== WORK REQUEST ==
Copy each entry exactly, leaving nothing out.

== INPUT RECORDS ==
⟨
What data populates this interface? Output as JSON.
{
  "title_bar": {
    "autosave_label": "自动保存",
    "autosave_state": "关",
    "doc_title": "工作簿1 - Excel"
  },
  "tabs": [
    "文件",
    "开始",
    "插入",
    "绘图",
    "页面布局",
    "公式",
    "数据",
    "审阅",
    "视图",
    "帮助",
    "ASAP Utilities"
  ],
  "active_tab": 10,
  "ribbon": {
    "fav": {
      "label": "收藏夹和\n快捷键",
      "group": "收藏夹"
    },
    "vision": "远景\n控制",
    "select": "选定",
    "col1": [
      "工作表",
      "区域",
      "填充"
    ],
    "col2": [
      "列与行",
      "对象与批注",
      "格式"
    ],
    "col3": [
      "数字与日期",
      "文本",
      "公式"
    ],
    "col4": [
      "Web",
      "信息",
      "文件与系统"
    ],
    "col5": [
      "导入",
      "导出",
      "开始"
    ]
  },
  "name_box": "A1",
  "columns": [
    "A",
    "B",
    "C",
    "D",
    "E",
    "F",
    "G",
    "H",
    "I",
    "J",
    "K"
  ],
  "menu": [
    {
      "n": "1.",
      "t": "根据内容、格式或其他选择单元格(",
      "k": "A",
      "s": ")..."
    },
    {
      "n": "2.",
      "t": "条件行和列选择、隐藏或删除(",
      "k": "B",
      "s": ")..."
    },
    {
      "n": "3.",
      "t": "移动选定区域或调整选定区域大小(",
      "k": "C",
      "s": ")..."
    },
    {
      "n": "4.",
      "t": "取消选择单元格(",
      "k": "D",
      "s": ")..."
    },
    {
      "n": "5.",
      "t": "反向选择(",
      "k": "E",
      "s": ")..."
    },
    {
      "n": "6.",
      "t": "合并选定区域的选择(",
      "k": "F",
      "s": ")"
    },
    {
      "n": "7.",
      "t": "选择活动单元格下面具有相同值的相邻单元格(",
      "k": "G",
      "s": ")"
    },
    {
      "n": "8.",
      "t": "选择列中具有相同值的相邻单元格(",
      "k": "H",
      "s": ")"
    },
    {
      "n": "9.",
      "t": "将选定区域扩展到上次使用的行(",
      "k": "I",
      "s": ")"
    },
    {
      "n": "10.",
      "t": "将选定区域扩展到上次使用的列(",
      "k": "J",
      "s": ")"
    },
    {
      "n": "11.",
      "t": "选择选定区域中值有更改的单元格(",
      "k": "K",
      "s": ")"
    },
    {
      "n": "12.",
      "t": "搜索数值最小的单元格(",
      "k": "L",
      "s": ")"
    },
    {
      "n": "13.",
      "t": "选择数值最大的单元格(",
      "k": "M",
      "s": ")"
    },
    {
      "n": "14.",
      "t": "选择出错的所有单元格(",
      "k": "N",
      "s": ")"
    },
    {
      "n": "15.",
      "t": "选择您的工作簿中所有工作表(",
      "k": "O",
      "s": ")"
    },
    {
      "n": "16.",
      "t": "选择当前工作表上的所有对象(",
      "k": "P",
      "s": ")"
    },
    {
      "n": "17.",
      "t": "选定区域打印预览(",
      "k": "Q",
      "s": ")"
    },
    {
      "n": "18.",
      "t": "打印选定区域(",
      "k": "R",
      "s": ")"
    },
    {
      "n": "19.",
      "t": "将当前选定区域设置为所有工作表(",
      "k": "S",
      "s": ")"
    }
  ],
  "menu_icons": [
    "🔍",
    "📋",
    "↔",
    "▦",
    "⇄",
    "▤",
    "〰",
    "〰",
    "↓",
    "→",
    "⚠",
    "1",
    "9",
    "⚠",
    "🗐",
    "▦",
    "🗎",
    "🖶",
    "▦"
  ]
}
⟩
== TASK SOLUTION ==
What data populates this interface? Output as JSON.
{
  "title_bar": {
    "autosave_label": "自动保存",
    "autosave_state": "关",
    "doc_title": "工作簿1 - Excel"
  },
  "tabs": [
    "文件",
    "开始",
    "插入",
    "绘图",
    "页面布局",
    "公式",
    "数据",
    "审阅",
    "视图",
    "帮助",
    "ASAP Utilities"
  ],
  "active_tab": 10,
  "ribbon": {
    "fav": {
      "label": "收藏夹和\n快捷键",
      "group": "收藏夹"
    },
    "vision": "远景\n控制",
    "select": "选定",
    "col1": [
      "工作表",
      "区域",
      "填充"
    ],
    "col2": [
      "列与行",
      "对象与批注",
      "格式"
    ],
    "col3": [
      "数字与日期",
      "文本",
      "公式"
    ],
    "col4": [
      "Web",
      "信息",
      "文件与系统"
    ],
    "col5": [
      "导入",
      "导出",
      "开始"
    ]
  },
  "name_box": "A1",
  "columns": [
    "A",
    "B",
    "C",
    "D",
    "E",
    "F",
    "G",
    "H",
    "I",
    "J",
    "K"
  ],
  "menu": [
    {
      "n": "1.",
      "t": "根据内容、格式或其他选择单元格(",
      "k": "A",
      "s": ")..."
    },
    {
      "n": "2.",
      "t": "条件行和列选择、隐藏或删除(",
      "k": "B",
      "s": ")..."
    },
    {
      "n": "3.",
      "t": "移动选定区域或调整选定区域大小(",
      "k": "C",
      "s": ")..."
    },
    {
      "n": "4.",
      "t": "取消选择单元格(",
      "k": "D",
      "s": ")..."
    },
    {
      "n": "5.",
      "t": "反向选择(",
      "k": "E",
      "s": ")..."
    },
    {
      "n": "6.",
      "t": "合并选定区域的选择(",
      "k": "F",
      "s": ")"
    },
    {
      "n": "7.",
      "t": "选择活动单元格下面具有相同值的相邻单元格(",
      "k": "G",
      "s": ")"
    },
    {
      "n": "8.",
      "t": "选择列中具有相同值的相邻单元格(",
      "k": "H",
      "s": ")"
    },
    {
      "n": "9.",
      "t": "将选定区域扩展到上次使用的行(",
      "k": "I",
      "s": ")"
    },
    {
      "n": "10.",
      "t": "将选定区域扩展到上次使用的列(",
      "k": "J",
      "s": ")"
    },
    {
      "n": "11.",
      "t": "选择选定区域中值有更改的单元格(",
      "k": "K",
      "s": ")"
    },
    {
      "n": "12.",
      "t": "搜索数值最小的单元格(",
      "k": "L",
      "s": ")"
    },
    {
      "n": "13.",
      "t": "选择数值最大的单元格(",
      "k": "M",
      "s": ")"
    },
    {
      "n": "14.",
      "t": "选择出错的所有单元格(",
      "k": "N",
      "s": ")"
    },
    {
      "n": "15.",
      "t": "选择您的工作簿中所有工作表(",
      "k": "O",
      "s": ")"
    },
    {
      "n": "16.",
      "t": "选择当前工作表上的所有对象(",
      "k": "P",
      "s": ")"
    },
    {
      "n": "17.",
      "t": "选定区域打印预览(",
      "k": "Q",
      "s": ")"
    },
    {
      "n": "18.",
      "t": "打印选定区域(",
      "k": "R",
      "s": ")"
    },
    {
      "n": "19.",
      "t": "将当前选定区域设置为所有工作表(",
      "k": "S",
      "s": ")"
    }
  ],
  "menu_icons": [
    "🔍",
    "📋",
    "↔",
    "▦",
    "⇄",
    "▤",
    "〰",
    "〰",
    "↓",
    "→",
    "⚠",
    "1",
    "9",
    "⚠",
    "🗐",
    "▦",
    "🗎",
    "🖶",
    "▦"
  ]
}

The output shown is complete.